>> minimising inevitable harm (a 'sensible harm'?) rather than invoking the myth
>> 'sustainability' no?
>> My 2 watts,
>> P.S For all the hair-dryers, needles, routers, castles, deep-sea probes, Zaha
>> Hadids, Ikea bookshelves and false teeth made, it's my suspicion that the
>> has not grown any heavier and nor has it grown any lighter.
>> Julian Oliver
>> home: New Zealand
>> based: Berlin, Germany
>> currently: Berlin, Germany
>> about: http://julianoliver.com
>>> Anna Munster wrote:
>>>> I'd now like to bring Anna Gibbs and Maria Angel into the discussion,
>>>> perhaps as 'other voices' and I've intro'd them below. They aren't
>>>> authorial contributors to Networked but hopefully they might become
>>>> contributors anyway!
>>>> I'm wondering if either of you might comment upon the question of reading
>>>> new media/networked writing. We've had a lot of discussion the difficulty
>>>> of reading dense theoretical writing in online environments and hence of
>>>> people participating in the Networked project. Do either of you have any
>>>> comments about the screen (broadly speaking) as a reading interface and/or
>>>> the role and place of the reader in collaborative and participatory

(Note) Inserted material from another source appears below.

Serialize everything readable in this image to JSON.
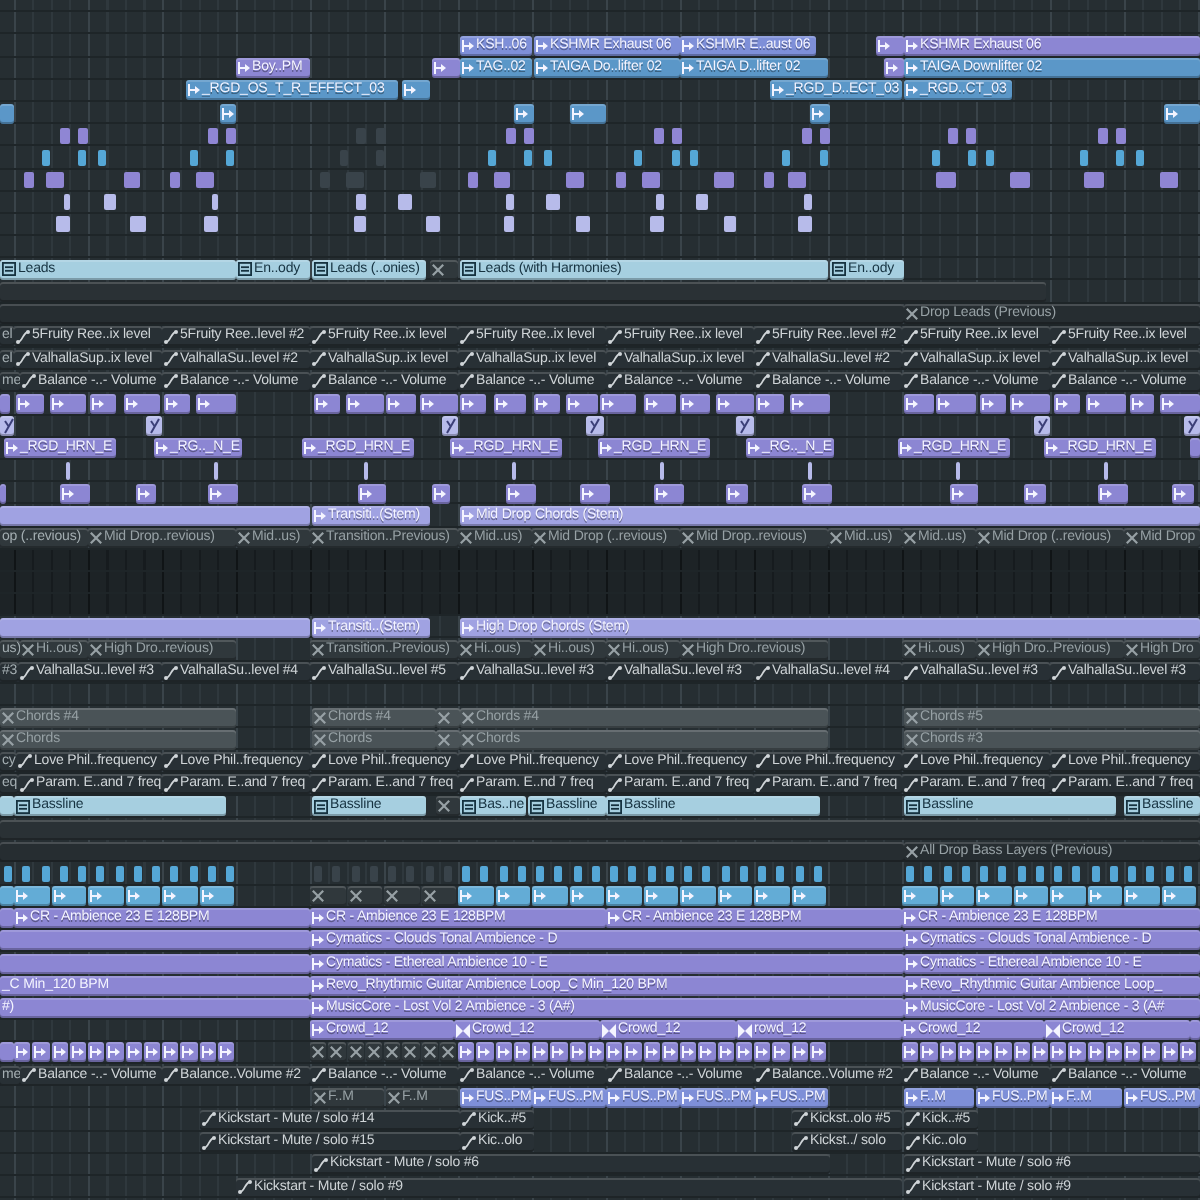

>>>> best Anna
>>>> Anna Gibbs is Associate Professor in the Writing and Society Research Group
>>>> at the University of Western Sydney. A specialist in affect theory, she

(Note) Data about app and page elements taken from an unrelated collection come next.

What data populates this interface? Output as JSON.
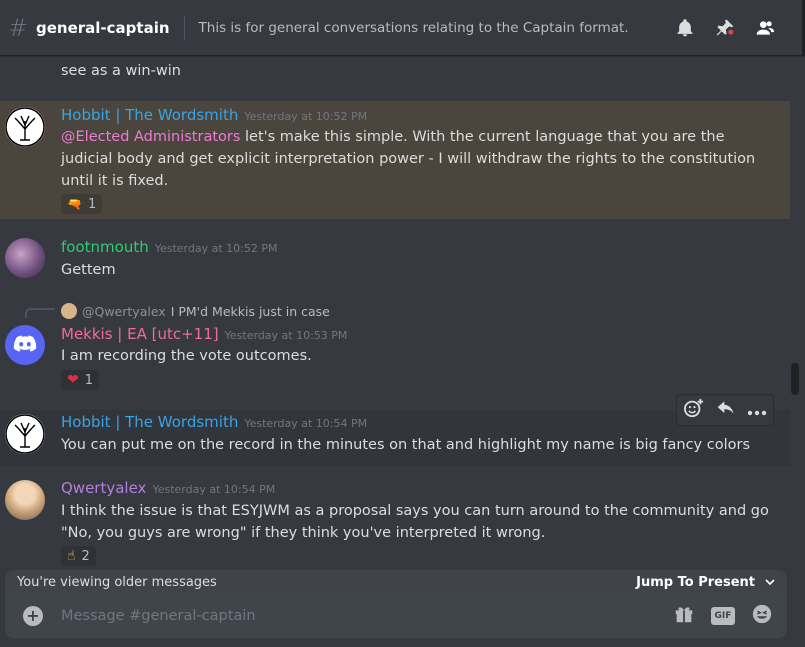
{
  "header": {
    "channel": "general-captain",
    "topic": "This is for general conversations relating to the Captain format."
  },
  "messages": [
    {
      "partial_text": "It was a good point, and now I have a magshot of the Virgin CEO in my memes folder, which I see as a win-win"
    },
    {
      "username": "Hobbit | The Wordsmith",
      "username_color": "#3ba3e3",
      "timestamp": "Yesterday at 10:52 PM",
      "mention": "@Elected Administrators",
      "text": " let's make this simple. With the current language that you are the judicial body and get explicit interpretation power - I will withdraw the rights to the constitution until it is fixed.",
      "reaction_emoji": "🔫",
      "reaction_count": "1"
    },
    {
      "username": "footnmouth",
      "username_color": "#2ecc71",
      "timestamp": "Yesterday at 10:52 PM",
      "text": "Gettem"
    },
    {
      "reply_to": "@Qwertyalex",
      "reply_text": "I PM'd Mekkis just in case",
      "username": "Mekkis | EA [utc+11]",
      "username_color": "#f06a9a",
      "timestamp": "Yesterday at 10:53 PM",
      "text": "I am recording the vote outcomes.",
      "reaction_emoji": "❤",
      "reaction_count": "1"
    },
    {
      "username": "Hobbit | The Wordsmith",
      "username_color": "#3ba3e3",
      "timestamp": "Yesterday at 10:54 PM",
      "text": "You can put me on the record in the minutes on that and highlight my name is big fancy colors"
    },
    {
      "username": "Qwertyalex",
      "username_color": "#b57edc",
      "timestamp": "Yesterday at 10:54 PM",
      "text": "I think the issue is that ESYJWM as a proposal says you can turn around to the community and go \"No, you guys are wrong\" if they think you've interpreted it wrong.",
      "reaction_emoji": "☝",
      "reaction_count": "2"
    }
  ],
  "older_bar": {
    "text": "You're viewing older messages",
    "jump": "Jump To Present"
  },
  "composer": {
    "placeholder": "Message #general-captain",
    "gif_label": "GIF"
  }
}
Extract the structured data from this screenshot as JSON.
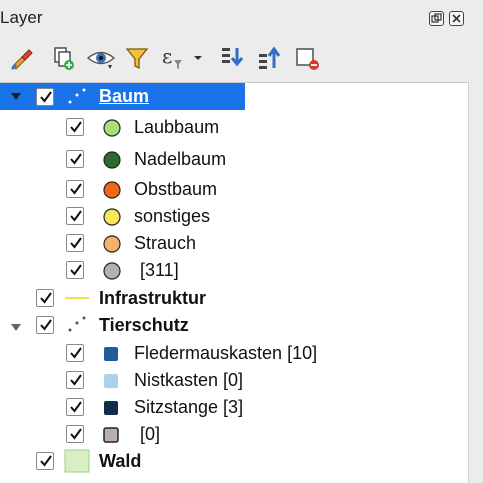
{
  "panel": {
    "title": "Layer",
    "restore_icon": "float-restore-icon",
    "close_icon": "close-icon"
  },
  "toolbar": {
    "icons": [
      "style-brush-icon",
      "add-group-icon",
      "eye-visibility-icon",
      "filter-legend-icon",
      "expression-filter-icon",
      "expand-all-icon",
      "collapse-all-icon",
      "remove-layer-icon"
    ]
  },
  "colors": {
    "selection": "#1a73e8",
    "laubbaum": "#a6e07a",
    "nadelbaum": "#2e6a2b",
    "obstbaum": "#f06a14",
    "sonstiges": "#f6e65a",
    "strauch": "#f4b36b",
    "unclassified": "#b8aeb0",
    "infrastruktur": "#f2e04a",
    "fledermauskasten": "#1f5c99",
    "nistkasten": "#a9d3ea",
    "sitzstange": "#0f2c4a",
    "wald_fill": "#d6f0c4"
  },
  "layers": {
    "baum": {
      "name": "Baum",
      "checked": true,
      "expanded": true,
      "classes": [
        {
          "label": "Laubbaum",
          "checked": true
        },
        {
          "label": "Nadelbaum",
          "checked": true
        },
        {
          "label": "Obstbaum",
          "checked": true
        },
        {
          "label": "sonstiges",
          "checked": true
        },
        {
          "label": "Strauch",
          "checked": true
        },
        {
          "label": "[311]",
          "checked": true
        }
      ]
    },
    "infrastruktur": {
      "name": "Infrastruktur",
      "checked": true
    },
    "tierschutz": {
      "name": "Tierschutz",
      "checked": true,
      "expanded": true,
      "classes": [
        {
          "label": "Fledermauskasten [10]",
          "checked": true
        },
        {
          "label": "Nistkasten [0]",
          "checked": true
        },
        {
          "label": "Sitzstange [3]",
          "checked": true
        },
        {
          "label": "[0]",
          "checked": true
        }
      ]
    },
    "wald": {
      "name": "Wald",
      "checked": true
    }
  }
}
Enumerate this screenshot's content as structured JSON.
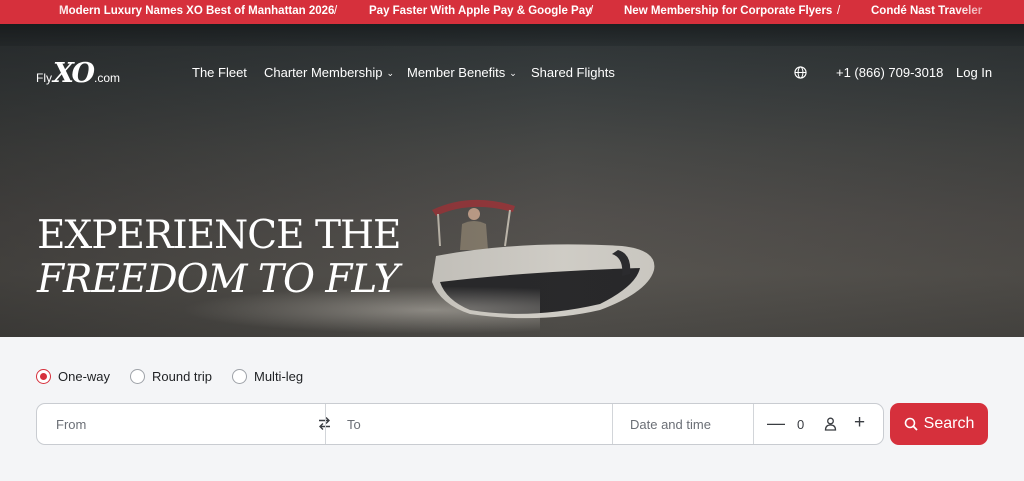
{
  "ticker": {
    "items": [
      "Modern Luxury Names XO Best of Manhattan 2026",
      "Pay Faster With Apple Pay & Google Pay",
      "New Membership for Corporate Flyers",
      "Condé Nast Traveler"
    ],
    "separator": "/"
  },
  "brand": {
    "fly": "Fly",
    "xo": "XO",
    "com": ".com"
  },
  "nav": {
    "items": [
      {
        "label": "The Fleet",
        "has_dropdown": false
      },
      {
        "label": "Charter Membership",
        "has_dropdown": true
      },
      {
        "label": "Member Benefits",
        "has_dropdown": true
      },
      {
        "label": "Shared Flights",
        "has_dropdown": false
      }
    ],
    "language_icon": "globe-icon",
    "phone": "+1 (866) 709-3018",
    "login": "Log In"
  },
  "hero": {
    "line1": "EXPERIENCE THE",
    "line2": "FREEDOM TO FLY"
  },
  "booking": {
    "trip_types": [
      {
        "label": "One-way",
        "selected": true
      },
      {
        "label": "Round trip",
        "selected": false
      },
      {
        "label": "Multi-leg",
        "selected": false
      }
    ],
    "from_placeholder": "From",
    "to_placeholder": "To",
    "date_placeholder": "Date and time",
    "passengers": "0",
    "search_label": "Search"
  },
  "colors": {
    "accent": "#d6303c",
    "panel_bg": "#f4f5f7",
    "text_dark": "#1f2124"
  }
}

>>>> works across the fields of cultural, textual and media studies and her most
>>>> recent publications are in Cultural Studies Review, Interrogating the War
>>>> on Terror (ed Deborah Staines) and forthcoming in The Affect Reader (eds
>>>> Greg Seigworth and Melissa Gregg). A writer of experimental fiction, she
>>>> also collaborates with visual artists and has recently curated an
>>>> exhibition on Art, Writing and the Book. She is currently working on a
>>>> project about Writing in the Media Culture with Maria Angel, and together
>>>> they have published essays in Literature and Sensation (ed Anthony Uhlman
>>>> and Helen Groth) and forthcoming in Beyond the Screen (eds Joergen Schafer
>>>> and Peter Gendolla).
>>>> Maria Angel is a Senior Lecturer in the School of Communication Arts at the
>>>> University of Western Sydney, Australia. Current research interests include
>>>> the transformation of literary genres in new media contexts, theories of
>>>> writing, memory, and corporeality. She has published essays in the areas of
>>>> literary aesthetics and visual rhetoric. More recently she has worked on
>>>> the convergence of theories of affect with writing and new media. Her
>>>> current collaboration with Anna Gibbs theorises the emergent field of
>>>> literary writing in digital media and they are currently completing a
>>>> manuscript At the Interface: Writing, Memory, and Motion.
>>>> A/Prof. Anna Munster
>>>> Director of Postgraduate Research (Acting)
>>>> Deputy Director Centre for Contemporary Art and Politics
>>>> School of Art History and Art Education
>>>> College of Fine Arts
>>>> P.O. Box 259
>>>> NSW 2021
>>>> 612 9385 0741 (tel)
>>>> 612 9385 0615(fax)
>>>> a.munster at unsw.edu.au
>>>> empyre forum
>>>> empyre at lists.cofa.unsw.edu.au
>>> empyre forum
>>> empyre at lists.cofa.unsw.edu.au
>> empyre forum
>> empyre at lists.cofa.unsw.edu.au
>> empyre forum
>> empyre at lists.cofa.unsw.edu.au
> empyre forum
> empyre at lists.cofa.unsw.edu.au
> empyre forum
> empyre at lists.cofa.unsw.edu.au
Dr Maria Angel
School of Communication Arts
University of Western Sydney
Locked Bag 1797
PENRITH SOUTH DC NSW 1797
ph (02) 9852 5152
fax (02) 9852 5424
More information about the empyre